I saw a posting in a forum this afternoon asking that question--"what's the best book you've ever read?"
As always when presented with questions that are at once subjective and categorical, I became paralyzed by questions and clarifications. It was an interesting question that got me thinking, but it wasn't one I could answer with the name of a book.
The roots of my inability to answer might lie in my internal dichotomy; when I was a teenager and the most important place in my life was a little wooden desk with a blue plastic Smith-Corona typewriter on it, the walls above that desk were adorned with two black and white posters: Rick Springfield and Ernest Hemingway.
But it might be more complicated than that, too. It might simply be that "best" means something different in one moment, in one context, in one shade of light, than it does in another. What is it that makes those books stand out in our minds as "best" and stay there for years to come? I don't know. But as writers, if we can figure it out, it can only help.
The first book I can remember really falling in love with was Willard Motley's Knock on Any Door. I think that I was thirteen or fourteen when I read it, which might explain a lot--teenage girls do seem to have a penchant for good-hearted bad boys. But maybe there was more to it than that: the book was set in Chicago, the hometown of my heart; it highlighted the way the criminal justice system often does more harm than good, a topic near and dear to my heart long before I became a criminal defense attorney; maybe the character development was very strong--Nick Romano certainly seemed a flesh-and-blood person to me then, though I haven't read the book in many years.
But then, if you asked me for my favorite book, I'd probably say The Sun Also Rises without even stopping to think. The stark, unemotional revelation of some of the hard realities of human nature couldn't be more different from the tender-hearted expression of Knock on Any Door. Hemingway made me nod sagely; Motley made me reach out unconsciously and plead with Nick not to take the next step.
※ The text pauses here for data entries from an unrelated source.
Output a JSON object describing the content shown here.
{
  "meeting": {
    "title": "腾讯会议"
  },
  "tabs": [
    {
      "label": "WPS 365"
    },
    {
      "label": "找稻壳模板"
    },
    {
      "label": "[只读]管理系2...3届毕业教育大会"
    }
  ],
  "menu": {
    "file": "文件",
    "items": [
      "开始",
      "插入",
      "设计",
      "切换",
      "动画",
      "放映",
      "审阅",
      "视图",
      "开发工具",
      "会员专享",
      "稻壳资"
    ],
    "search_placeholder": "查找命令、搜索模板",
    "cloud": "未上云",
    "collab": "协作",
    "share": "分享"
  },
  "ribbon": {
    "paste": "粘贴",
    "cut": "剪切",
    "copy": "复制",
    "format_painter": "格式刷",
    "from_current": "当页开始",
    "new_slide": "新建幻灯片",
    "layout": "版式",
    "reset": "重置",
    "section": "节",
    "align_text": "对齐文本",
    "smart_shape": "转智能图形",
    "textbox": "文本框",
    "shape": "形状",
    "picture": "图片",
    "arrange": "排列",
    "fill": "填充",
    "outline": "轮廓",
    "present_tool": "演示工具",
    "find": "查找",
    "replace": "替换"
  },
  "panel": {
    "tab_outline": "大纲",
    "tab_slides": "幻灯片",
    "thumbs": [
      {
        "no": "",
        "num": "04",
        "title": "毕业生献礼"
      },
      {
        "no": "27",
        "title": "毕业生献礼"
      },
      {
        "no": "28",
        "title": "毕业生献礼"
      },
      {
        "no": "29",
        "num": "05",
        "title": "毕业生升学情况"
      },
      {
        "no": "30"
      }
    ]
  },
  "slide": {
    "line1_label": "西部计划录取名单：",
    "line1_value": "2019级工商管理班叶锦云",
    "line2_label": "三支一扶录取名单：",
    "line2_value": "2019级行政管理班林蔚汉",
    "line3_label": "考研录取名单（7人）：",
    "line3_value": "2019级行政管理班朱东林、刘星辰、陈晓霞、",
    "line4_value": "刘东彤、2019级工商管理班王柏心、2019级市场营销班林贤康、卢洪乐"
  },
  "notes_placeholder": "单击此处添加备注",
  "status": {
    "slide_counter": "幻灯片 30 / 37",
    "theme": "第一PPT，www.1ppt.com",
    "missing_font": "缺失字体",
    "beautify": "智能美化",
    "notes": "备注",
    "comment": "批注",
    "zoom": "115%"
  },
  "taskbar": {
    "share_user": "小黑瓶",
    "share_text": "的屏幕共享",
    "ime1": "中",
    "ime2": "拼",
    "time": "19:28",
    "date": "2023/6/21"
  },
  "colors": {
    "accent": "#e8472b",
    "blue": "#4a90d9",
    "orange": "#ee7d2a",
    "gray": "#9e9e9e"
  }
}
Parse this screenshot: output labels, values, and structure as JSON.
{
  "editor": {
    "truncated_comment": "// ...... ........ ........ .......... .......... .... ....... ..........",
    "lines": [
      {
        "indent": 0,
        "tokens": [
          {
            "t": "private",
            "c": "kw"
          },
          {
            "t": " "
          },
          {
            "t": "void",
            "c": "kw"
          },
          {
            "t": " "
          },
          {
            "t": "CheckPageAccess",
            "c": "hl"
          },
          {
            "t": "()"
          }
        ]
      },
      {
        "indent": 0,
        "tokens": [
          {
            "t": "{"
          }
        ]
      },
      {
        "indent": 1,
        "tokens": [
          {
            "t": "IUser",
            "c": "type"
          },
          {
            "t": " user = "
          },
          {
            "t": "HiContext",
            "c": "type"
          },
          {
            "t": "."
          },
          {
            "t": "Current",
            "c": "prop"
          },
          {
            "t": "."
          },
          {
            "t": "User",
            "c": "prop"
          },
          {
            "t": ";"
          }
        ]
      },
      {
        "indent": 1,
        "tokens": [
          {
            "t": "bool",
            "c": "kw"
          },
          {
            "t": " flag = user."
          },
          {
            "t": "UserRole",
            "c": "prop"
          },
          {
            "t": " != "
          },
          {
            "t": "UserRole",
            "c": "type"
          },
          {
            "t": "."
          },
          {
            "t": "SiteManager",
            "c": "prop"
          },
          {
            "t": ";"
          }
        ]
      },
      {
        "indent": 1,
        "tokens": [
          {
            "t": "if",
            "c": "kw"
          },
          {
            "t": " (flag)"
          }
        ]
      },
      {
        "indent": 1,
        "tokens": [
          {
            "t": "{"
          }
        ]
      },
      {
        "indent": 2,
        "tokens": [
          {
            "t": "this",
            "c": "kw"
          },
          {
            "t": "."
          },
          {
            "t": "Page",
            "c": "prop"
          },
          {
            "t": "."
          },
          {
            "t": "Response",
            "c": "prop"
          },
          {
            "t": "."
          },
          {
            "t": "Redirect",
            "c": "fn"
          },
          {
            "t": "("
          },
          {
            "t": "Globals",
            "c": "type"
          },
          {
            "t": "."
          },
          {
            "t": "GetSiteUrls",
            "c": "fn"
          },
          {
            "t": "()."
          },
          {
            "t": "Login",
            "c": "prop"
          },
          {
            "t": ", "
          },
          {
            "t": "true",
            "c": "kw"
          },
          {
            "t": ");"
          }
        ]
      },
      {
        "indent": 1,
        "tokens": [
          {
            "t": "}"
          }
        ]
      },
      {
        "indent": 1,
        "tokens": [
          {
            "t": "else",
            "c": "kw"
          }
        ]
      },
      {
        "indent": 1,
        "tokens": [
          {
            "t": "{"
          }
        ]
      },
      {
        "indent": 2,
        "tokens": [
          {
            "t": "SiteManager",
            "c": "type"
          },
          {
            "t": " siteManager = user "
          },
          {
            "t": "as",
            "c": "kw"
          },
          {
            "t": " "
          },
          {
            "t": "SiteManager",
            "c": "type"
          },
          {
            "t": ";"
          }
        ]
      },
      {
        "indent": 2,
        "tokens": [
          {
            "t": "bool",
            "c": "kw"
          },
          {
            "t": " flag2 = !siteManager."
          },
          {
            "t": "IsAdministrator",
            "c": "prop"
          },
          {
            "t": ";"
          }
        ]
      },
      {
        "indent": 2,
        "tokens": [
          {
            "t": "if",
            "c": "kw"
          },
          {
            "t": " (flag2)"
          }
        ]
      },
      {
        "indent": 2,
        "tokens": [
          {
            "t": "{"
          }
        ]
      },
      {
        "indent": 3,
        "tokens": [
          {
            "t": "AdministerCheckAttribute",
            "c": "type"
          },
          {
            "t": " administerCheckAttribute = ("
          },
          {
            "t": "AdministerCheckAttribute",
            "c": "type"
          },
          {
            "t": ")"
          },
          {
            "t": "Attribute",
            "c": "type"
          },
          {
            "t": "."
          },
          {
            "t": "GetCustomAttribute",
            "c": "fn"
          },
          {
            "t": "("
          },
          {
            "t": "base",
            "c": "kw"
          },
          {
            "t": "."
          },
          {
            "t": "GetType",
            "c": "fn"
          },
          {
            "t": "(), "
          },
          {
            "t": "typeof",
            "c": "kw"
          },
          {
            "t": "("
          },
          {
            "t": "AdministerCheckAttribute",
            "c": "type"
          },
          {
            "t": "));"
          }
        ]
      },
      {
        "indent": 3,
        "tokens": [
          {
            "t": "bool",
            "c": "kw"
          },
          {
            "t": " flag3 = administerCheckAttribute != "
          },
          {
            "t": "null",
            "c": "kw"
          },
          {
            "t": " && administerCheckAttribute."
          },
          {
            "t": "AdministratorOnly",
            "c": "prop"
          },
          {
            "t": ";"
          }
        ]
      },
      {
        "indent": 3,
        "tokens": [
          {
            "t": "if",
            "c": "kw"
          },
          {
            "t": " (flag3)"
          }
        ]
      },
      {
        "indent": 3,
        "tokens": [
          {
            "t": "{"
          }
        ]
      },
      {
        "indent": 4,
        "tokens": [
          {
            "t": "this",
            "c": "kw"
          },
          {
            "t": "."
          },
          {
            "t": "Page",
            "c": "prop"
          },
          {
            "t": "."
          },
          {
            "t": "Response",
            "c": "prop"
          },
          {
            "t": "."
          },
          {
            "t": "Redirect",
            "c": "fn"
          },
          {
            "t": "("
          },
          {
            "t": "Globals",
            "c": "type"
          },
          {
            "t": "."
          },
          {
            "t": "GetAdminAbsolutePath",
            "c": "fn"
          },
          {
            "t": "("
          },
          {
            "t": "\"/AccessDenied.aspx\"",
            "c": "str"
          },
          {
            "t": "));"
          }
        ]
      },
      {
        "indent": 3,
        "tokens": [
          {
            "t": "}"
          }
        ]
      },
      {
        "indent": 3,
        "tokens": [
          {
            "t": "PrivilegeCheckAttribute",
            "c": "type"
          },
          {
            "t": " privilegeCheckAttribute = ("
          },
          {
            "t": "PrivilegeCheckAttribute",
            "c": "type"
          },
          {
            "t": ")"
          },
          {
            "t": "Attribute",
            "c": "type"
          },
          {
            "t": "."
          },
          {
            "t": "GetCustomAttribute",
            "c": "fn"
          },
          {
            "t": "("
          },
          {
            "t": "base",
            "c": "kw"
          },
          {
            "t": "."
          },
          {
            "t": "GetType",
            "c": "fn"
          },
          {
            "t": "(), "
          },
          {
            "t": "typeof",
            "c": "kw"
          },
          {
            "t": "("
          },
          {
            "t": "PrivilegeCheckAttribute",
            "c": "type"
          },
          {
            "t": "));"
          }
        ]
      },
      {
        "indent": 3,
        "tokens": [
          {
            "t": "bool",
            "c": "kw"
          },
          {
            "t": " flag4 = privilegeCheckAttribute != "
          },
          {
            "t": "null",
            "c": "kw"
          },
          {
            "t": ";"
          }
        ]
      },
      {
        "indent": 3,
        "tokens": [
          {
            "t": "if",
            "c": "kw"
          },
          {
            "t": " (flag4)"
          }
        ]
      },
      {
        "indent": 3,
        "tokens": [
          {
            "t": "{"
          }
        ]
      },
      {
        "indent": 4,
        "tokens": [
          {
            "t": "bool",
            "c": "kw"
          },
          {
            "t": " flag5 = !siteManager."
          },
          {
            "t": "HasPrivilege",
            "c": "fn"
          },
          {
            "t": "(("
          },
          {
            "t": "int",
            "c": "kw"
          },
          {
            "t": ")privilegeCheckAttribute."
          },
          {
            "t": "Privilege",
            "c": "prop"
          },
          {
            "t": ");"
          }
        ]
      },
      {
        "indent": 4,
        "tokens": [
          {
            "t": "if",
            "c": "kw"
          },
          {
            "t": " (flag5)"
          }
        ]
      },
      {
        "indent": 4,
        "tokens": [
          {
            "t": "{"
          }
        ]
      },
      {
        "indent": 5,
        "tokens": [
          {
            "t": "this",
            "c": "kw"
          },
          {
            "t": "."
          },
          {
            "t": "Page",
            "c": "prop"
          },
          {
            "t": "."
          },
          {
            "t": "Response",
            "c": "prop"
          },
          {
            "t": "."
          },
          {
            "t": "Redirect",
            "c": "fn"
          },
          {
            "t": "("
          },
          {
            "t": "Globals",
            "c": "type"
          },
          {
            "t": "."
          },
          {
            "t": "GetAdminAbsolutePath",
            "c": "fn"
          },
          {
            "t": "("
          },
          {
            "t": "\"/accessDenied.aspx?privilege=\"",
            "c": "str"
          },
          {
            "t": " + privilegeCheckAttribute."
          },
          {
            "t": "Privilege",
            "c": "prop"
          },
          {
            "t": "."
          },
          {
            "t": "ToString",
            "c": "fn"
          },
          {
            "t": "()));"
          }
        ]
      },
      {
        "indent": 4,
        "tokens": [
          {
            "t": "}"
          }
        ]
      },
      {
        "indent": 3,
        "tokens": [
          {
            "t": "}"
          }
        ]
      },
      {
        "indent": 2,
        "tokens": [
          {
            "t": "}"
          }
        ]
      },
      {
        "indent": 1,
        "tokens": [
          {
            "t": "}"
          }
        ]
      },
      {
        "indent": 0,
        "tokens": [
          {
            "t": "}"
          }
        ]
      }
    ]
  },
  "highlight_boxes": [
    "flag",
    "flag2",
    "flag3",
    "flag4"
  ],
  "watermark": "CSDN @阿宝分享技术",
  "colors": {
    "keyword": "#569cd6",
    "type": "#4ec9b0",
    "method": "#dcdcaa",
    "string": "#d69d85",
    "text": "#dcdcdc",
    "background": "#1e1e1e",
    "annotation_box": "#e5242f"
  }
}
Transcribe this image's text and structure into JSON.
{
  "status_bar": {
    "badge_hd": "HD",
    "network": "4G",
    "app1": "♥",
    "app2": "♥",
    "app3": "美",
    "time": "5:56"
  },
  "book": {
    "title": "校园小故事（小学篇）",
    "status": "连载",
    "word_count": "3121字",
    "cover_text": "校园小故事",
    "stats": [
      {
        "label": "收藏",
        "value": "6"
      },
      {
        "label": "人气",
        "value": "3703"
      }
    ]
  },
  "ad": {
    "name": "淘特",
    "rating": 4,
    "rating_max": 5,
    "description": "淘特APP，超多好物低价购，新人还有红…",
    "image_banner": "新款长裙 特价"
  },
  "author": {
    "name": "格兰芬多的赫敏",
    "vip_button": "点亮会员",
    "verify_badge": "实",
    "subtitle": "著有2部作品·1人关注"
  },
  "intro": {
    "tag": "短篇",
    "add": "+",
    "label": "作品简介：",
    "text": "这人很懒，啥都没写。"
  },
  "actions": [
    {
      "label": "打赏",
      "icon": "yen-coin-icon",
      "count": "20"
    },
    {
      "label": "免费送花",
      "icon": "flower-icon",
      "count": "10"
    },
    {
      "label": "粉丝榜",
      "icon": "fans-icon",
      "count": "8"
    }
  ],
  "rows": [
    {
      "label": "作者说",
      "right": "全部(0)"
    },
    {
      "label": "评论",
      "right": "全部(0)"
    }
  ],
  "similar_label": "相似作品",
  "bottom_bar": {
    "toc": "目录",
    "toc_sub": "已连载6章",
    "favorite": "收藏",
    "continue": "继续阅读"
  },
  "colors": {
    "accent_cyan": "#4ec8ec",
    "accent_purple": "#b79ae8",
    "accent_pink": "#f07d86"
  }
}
Were either of them the best book I ever read? I think, at least at one time, that I'd have awarded that designation to A Severe Mercy. A Severe Mercy is the only book I can recall having sent me on a truly obsessive quest for all of the author's previous works--I even tracked down Sheldon Vanauken's master's thesis! But when someone asks for the best book I've ever read, I think there's a bit of a request for a recommendation in there, a recommendation that isn't entirely subjective, and Vanauken's best-known book is a biographical account of his conversion to Christianity and the death of his young wife, interspersed with correspondence between the author and C.S. Lewis. Not for everyone, I suspect. Which also keeps me from giving the title to The Life You Save May be Your Own: An American Pilgrimage. It was a huge hardcover book, but I carried it with me on the train, anyway. I balanced it on the edge of the sink and read it while I brushed my teeth. It seemed endless and ended too quickly. It was the most artful blending of tangentially-related stories I have ever seen anywhere in literature, fiction or non-fiction. But it's a mingled biography of Flannery O'Connor, Thomas Merton, Dorothy Day and Walker Percy. Again, not necessarily targeting a broad market.
So what about some normal books, hm?
I'm in love with Jacquelyn Mitchard. I want to be her when I grow up, but it's a problem, because I'm already 41. Jacquelyn mitchard writes books that fit into the category I'd usually call "throwaway novels"--and I don't mean that in a bad sense. I've been known to write one or two of those myself. They're simply books that we probably aren't going to buy in hardcover and keep forever on the shelf in the den. They're a good read and then you move on. Except Mitchard does something a little bit special in hers, at least for me. Whenever I read one of her books, I find myself nodding at various points and saying, "Yes, that's true. That's exactly right." Sometimes it's something I've observed before, and sometimes it's a bit of a revelation. But in every book, I find myself recognizing larger truths in the actions and reactions of Mitchard's characters. I'm still not enshrining leather-bound copies of her books, but I do keep them, and sometimes I re-read them, because they're quick and easy novels full of not-so-quick-and-easy thoughts, and some of those thoughts bear revisiting.
And I see that I've neglected to mention here that C.S. Lewis is my favorite author.
I think, though, that there is a common thread. For me, it seems that what makes a book memorable is the truth it uncovers, the layer it peels away. Hemingway did that without adjectives, without emotion, with a matter-of-fact depiction. Sheldon Vanauken did it by revealing his own aversion to the truths, and carrying the reader along his own confused and reluctant path. Willard Motley did it by painting rich emotion. Jacquelyn Mitchard does it subtly, with a sentence here and an observation there, woven so tightly in to the story and the dialogue that you're free to gloss right over those truths if you want to. But for me, I think the presence of those truths is what makes a "great book". I still don't know which one is BEST.